“The Water Stinks.” For Many Rural Americans the Only Choice Is Toxic.

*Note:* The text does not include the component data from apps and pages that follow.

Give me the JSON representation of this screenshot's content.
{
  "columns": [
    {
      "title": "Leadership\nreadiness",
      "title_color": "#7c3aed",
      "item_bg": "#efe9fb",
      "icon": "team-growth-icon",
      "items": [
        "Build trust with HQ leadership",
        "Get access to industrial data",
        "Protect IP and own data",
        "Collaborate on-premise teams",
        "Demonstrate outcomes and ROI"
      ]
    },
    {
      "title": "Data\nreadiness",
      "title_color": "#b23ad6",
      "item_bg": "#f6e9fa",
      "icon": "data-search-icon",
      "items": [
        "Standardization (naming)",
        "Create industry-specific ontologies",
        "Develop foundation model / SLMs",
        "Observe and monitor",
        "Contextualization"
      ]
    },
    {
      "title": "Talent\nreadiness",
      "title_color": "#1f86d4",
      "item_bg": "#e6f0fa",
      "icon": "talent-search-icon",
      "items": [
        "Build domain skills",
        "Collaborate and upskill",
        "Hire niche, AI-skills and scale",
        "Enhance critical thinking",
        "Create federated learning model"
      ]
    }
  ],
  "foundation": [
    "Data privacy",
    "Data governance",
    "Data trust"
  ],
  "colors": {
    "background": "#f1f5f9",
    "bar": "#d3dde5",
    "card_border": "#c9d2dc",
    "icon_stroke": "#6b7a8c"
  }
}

When people think of water crises, they tend to think of big cities like Flint, Michigan, or Cape Town, South Africa. These places understandably attract the most attention, because one faulty system in an urban area can affect vast numbers of people at once. But, in reality, most health-based violations of drinking-water standards occur outside of big cities, in places like Martin County: small, poor, out of the way. Of the 5,000 drinking-water systems that racked up health-based violations in 2015, more than 50 percent were systems that serve 500 people or fewer. In those small areas, who is going to raise hell except for the people affected and maybe the local paper?